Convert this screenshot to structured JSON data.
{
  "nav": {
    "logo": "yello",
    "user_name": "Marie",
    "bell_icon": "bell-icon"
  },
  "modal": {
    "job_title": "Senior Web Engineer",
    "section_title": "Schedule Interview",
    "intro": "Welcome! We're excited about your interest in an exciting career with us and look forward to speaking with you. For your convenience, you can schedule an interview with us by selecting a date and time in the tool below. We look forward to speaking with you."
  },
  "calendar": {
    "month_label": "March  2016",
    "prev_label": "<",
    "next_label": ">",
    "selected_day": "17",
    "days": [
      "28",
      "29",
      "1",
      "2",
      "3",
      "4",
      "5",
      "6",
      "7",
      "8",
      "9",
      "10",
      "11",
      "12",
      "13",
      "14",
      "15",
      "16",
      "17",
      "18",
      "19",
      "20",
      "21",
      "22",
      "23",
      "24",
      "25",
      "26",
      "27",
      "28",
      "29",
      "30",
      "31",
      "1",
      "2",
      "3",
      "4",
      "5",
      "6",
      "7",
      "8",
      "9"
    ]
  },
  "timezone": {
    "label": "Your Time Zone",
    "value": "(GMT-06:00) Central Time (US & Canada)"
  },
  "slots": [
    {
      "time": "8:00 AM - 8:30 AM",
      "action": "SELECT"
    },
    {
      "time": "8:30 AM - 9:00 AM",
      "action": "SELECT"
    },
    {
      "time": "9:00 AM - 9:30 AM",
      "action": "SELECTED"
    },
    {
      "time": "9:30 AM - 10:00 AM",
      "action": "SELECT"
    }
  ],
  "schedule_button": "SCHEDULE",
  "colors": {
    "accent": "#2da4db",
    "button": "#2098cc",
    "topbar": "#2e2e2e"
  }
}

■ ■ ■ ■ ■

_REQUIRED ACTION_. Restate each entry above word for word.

_WRITTEN RESPONSE_.
Convert this screenshot to structured JSON data.
{
  "nav": {
    "logo": "yello",
    "user_name": "Marie",
    "bell_icon": "bell-icon"
  },
  "modal": {
    "job_title": "Senior Web Engineer",
    "section_title": "Schedule Interview",
    "intro": "Welcome! We're excited about your interest in an exciting career with us and look forward to speaking with you. For your convenience, you can schedule an interview with us by selecting a date and time in the tool below. We look forward to speaking with you."
  },
  "calendar": {
    "month_label": "March  2016",
    "prev_label": "<",
    "next_label": ">",
    "selected_day": "17",
    "days": [
      "28",
      "29",
      "1",
      "2",
      "3",
      "4",
      "5",
      "6",
      "7",
      "8",
      "9",
      "10",
      "11",
      "12",
      "13",
      "14",
      "15",
      "16",
      "17",
      "18",
      "19",
      "20",
      "21",
      "22",
      "23",
      "24",
      "25",
      "26",
      "27",
      "28",
      "29",
      "30",
      "31",
      "1",
      "2",
      "3",
      "4",
      "5",
      "6",
      "7",
      "8",
      "9"
    ]
  },
  "timezone": {
    "label": "Your Time Zone",
    "value": "(GMT-06:00) Central Time (US & Canada)"
  },
  "slots": [
    {
      "time": "8:00 AM - 8:30 AM",
      "action": "SELECT"
    },
    {
      "time": "8:30 AM - 9:00 AM",
      "action": "SELECT"
    },
    {
      "time": "9:00 AM - 9:30 AM",
      "action": "SELECTED"
    },
    {
      "time": "9:30 AM - 10:00 AM",
      "action": "SELECT"
    }
  ],
  "schedule_button": "SCHEDULE",
  "colors": {
    "accent": "#2da4db",
    "button": "#2098cc",
    "topbar": "#2e2e2e"
  }
}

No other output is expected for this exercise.